● Exercise instructions:
A single number is expected: the count of lines in the entries below that contain "visibility".

● Stored data:
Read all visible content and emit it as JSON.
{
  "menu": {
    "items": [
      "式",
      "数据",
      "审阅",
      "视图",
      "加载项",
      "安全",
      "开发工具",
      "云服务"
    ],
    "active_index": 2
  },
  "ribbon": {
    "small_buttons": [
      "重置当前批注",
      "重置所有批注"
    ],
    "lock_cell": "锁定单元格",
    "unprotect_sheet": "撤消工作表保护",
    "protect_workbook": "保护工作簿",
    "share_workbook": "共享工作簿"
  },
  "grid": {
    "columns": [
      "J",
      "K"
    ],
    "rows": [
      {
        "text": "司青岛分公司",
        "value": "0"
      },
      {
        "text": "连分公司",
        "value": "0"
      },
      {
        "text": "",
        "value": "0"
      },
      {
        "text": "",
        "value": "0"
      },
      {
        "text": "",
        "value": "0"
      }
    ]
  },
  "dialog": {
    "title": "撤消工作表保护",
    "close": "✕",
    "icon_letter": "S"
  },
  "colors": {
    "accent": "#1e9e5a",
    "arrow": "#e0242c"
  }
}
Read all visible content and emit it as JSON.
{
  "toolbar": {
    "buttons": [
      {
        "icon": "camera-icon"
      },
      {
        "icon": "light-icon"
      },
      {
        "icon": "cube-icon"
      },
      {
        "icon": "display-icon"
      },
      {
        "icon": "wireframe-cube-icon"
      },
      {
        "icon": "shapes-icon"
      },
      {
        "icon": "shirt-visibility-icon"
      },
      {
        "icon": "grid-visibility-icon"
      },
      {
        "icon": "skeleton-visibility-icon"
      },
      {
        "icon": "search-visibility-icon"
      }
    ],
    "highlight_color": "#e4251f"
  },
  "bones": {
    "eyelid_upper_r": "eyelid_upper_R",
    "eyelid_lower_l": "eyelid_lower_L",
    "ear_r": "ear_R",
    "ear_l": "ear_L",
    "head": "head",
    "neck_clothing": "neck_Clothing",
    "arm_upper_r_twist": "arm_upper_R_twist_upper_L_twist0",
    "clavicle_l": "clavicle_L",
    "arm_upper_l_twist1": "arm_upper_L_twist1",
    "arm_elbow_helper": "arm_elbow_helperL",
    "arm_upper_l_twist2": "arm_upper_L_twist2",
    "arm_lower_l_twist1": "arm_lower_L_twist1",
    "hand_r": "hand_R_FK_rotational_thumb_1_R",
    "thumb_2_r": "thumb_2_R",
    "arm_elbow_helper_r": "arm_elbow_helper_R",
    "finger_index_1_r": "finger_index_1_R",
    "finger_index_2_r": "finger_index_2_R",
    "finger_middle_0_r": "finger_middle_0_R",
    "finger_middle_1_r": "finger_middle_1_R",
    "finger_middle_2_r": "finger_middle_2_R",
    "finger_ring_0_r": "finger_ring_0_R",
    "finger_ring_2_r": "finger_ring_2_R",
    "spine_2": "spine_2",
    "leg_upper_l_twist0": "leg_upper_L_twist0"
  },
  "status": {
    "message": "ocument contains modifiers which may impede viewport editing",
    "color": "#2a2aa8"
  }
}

● Answer for this exercise:
4